Words by Francis Kahihu: firstname.lastname@example.org (The writer is an Organisational Development Practitioner)
You must have realized that every workplace has its share of staff who murmur and complain. You come across staff who are speaking of how depressed and stressed they are as a result of certain aspects of their work. These could relate to the work environment in terms of infrastructure and space or could be due to a feeling of being poorly remunerated. All these lead to murmuring as staff engage in their daily duties. Since murmuring is more of a norm than an exception, just what should employers do to motivate staff who murmur and complain?
Seek to understand the root causes of the murmuring: People don’t just complain. There is always a reason why people feel discontented with their current situation in life. As much as some of the reasons could be fake and unjustified, they still remain reasons that need to be addressed. It is prudent for the employers to develop mechanisms that inform them of the reasons why certain staff murmur either about their jobs or about their bosses. This information is helpful in determining the response to the feelings of discontentment.
Respond to the concerns at your earliest convenience: Staff have been known to be open to their bosses with regard to their complaints the moment they realize that their bosses will be helpful in seeking for a solution to their concerns. It is common knowledge that when staff perceive like their employers are not interested in addressing their needs, they keep the murmur to themselves and do not divulge details to the employer. This is a catch 22 situation as your concerns will hence not be addressed when they hide them from your employer.
Opportunities should then be created as part of the organisational culture to encourage staff to freely express their concerns to the management. Such could include suggestion boxes (though these are rarely used by either party), a mood meter at the exit where staff mark against a certain criteria to indicate their feelings as the day passes among other creative ways of harvesting staff feelings.

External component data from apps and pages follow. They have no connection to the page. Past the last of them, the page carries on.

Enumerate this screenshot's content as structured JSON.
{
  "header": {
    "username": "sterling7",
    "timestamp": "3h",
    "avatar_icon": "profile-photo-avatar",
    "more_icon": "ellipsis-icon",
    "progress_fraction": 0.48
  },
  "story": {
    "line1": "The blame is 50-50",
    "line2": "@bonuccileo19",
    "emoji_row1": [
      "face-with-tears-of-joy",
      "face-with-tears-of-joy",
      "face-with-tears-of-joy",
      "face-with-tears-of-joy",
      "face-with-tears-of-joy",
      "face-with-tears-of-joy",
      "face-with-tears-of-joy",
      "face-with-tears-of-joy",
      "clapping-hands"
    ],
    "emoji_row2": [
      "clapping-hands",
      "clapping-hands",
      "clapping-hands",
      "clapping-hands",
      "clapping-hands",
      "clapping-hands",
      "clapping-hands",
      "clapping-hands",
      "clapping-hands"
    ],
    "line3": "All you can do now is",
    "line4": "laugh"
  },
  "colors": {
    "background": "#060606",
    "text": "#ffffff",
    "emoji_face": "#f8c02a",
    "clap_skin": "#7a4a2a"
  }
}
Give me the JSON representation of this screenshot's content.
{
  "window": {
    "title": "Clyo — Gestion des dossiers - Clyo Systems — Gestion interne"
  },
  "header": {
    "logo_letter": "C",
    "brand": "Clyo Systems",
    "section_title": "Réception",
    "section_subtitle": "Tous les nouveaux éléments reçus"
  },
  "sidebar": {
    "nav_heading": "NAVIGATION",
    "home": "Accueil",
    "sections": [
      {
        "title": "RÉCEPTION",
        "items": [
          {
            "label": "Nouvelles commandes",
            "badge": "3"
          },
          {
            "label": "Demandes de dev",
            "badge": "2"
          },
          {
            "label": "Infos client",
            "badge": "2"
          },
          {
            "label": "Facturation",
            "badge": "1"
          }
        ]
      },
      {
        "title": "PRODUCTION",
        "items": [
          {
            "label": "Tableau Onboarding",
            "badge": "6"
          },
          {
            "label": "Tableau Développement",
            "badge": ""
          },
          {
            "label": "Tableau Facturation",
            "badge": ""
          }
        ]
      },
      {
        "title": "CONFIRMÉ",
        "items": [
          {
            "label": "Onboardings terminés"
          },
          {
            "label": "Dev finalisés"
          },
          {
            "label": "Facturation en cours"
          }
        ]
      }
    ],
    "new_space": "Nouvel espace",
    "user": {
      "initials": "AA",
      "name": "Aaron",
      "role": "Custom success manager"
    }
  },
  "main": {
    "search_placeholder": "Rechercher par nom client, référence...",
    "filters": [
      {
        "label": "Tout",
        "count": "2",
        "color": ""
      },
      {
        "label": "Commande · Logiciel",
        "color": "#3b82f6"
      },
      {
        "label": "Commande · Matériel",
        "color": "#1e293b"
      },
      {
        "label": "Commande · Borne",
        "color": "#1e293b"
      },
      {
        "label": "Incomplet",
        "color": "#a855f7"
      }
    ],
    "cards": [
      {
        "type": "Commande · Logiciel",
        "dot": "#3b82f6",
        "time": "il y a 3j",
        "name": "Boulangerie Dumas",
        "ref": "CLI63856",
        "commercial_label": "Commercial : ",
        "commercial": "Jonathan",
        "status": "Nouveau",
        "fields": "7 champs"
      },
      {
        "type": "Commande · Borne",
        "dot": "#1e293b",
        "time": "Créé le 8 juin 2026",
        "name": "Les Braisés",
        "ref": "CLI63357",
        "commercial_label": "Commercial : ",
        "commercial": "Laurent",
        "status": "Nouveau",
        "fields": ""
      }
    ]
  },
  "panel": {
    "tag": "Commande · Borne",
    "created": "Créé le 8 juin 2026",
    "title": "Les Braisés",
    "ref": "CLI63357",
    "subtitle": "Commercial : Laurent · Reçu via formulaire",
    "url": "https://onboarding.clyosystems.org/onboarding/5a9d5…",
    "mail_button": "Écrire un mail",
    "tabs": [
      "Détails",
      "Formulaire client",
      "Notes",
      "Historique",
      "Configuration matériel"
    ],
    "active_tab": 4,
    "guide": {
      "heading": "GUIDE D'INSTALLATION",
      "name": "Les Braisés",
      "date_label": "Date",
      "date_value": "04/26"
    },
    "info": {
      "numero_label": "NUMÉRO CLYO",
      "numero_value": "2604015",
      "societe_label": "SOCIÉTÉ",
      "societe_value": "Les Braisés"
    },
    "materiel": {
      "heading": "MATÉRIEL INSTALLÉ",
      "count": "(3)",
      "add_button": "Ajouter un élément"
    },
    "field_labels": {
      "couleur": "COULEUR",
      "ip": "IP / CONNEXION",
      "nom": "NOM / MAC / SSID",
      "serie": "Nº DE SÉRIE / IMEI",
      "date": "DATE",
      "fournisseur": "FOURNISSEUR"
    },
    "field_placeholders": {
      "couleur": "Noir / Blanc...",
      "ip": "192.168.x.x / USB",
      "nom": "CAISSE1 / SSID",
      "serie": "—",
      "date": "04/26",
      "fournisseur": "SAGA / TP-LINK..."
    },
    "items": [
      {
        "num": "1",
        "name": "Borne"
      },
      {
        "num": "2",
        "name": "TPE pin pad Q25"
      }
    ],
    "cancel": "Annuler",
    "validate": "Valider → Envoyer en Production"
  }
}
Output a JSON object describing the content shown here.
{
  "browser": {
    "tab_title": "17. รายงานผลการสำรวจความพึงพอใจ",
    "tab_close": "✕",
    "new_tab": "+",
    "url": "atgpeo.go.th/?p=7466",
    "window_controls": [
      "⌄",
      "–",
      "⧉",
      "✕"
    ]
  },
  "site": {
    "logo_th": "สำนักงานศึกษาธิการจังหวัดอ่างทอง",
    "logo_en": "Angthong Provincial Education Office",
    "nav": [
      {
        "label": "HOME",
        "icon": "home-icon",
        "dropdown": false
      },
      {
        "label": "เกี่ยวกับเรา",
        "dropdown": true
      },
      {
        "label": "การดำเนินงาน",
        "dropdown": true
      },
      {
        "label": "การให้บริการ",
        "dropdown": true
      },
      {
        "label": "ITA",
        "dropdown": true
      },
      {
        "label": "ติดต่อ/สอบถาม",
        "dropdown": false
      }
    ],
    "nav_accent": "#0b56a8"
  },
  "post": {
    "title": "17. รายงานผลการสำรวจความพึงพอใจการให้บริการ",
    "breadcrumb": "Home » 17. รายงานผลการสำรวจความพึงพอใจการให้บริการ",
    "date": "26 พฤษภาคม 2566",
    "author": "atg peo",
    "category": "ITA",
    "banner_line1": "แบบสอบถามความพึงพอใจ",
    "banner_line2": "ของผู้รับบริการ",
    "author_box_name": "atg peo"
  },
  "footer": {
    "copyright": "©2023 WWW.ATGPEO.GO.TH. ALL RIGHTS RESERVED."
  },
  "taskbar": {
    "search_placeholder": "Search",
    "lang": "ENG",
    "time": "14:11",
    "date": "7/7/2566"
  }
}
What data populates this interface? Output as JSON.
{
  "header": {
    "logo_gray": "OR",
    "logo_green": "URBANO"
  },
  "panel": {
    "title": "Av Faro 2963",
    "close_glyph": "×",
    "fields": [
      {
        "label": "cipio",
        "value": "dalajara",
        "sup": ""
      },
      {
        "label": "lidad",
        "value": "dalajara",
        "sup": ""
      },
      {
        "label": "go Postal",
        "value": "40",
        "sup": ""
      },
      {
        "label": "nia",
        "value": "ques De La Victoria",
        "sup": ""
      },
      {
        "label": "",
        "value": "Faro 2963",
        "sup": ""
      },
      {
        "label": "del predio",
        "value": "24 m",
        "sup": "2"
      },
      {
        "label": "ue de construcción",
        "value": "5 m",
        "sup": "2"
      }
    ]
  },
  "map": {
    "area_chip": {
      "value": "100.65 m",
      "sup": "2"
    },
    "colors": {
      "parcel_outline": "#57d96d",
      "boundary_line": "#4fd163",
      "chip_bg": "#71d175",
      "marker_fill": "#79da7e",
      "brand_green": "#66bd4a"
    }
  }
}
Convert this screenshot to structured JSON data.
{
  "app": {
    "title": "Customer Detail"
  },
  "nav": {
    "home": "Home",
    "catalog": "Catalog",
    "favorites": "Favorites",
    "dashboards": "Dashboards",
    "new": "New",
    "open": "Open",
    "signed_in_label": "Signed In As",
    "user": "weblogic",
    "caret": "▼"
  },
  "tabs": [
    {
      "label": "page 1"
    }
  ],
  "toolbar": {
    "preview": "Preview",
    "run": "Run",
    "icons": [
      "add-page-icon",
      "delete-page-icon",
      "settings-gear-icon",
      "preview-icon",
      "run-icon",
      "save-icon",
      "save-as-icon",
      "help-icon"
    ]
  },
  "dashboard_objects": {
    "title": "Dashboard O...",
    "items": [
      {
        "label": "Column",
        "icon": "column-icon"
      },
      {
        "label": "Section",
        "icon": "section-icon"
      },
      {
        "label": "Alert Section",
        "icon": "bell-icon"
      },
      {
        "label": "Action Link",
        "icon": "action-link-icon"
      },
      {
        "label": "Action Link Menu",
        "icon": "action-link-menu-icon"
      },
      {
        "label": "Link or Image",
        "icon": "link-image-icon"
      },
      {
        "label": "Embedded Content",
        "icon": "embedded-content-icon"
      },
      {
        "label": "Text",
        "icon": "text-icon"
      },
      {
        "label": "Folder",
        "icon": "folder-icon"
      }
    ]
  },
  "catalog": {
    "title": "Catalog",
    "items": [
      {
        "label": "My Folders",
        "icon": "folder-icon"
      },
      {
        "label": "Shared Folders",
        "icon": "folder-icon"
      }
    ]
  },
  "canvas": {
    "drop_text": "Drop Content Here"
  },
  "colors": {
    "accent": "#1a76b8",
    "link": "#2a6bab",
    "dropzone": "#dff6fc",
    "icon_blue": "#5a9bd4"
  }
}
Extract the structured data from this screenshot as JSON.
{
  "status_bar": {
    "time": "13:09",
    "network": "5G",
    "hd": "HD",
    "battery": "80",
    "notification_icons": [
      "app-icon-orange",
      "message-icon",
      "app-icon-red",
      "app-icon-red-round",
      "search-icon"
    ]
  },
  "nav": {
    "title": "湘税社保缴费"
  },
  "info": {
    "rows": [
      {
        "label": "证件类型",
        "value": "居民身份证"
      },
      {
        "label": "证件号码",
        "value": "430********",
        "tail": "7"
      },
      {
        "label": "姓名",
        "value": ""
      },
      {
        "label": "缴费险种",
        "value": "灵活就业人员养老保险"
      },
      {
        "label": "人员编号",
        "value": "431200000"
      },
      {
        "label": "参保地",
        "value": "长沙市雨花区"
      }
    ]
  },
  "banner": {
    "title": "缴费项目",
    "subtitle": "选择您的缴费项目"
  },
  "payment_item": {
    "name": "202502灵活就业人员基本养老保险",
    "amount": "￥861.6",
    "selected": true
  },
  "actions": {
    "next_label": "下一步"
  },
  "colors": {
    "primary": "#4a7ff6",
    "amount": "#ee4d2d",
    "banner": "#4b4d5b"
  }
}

Don’t disregard murmurs: Murmurs are like gossips. They spread faster than the truth. As much as the murmur starts with an individual or a department, it is helpful to address it as soon as you can. Failure to address it enables it gather its own storm and life making it difficult to respond later. As the whirlwind blows, the initial issues causing the discontent get blurred as staff and management start accusing each other of mischief with no one laying a finger on the exact bone of contention. Other issues crop up that complicate the management of the conflict.
Do not victimize: In most of the cases, it is not easy to tell the exact source of a certain murmur. Staff would murmur around the workplace with no one in particular being the murmur leader. The management team should be keen not to victimize a specific staff since this only leads to a broader based internal revolt. In cases where staff have representatives in the form of a trade union, seek to engage their representatives in the discussions instead of engaging individual staff. Since the loudest staff are the ones who will be heard murmuring, it should not be assumed that those who are quiet about their experiences are happy staff comfortably undertaking their tasks. They could be burning from within.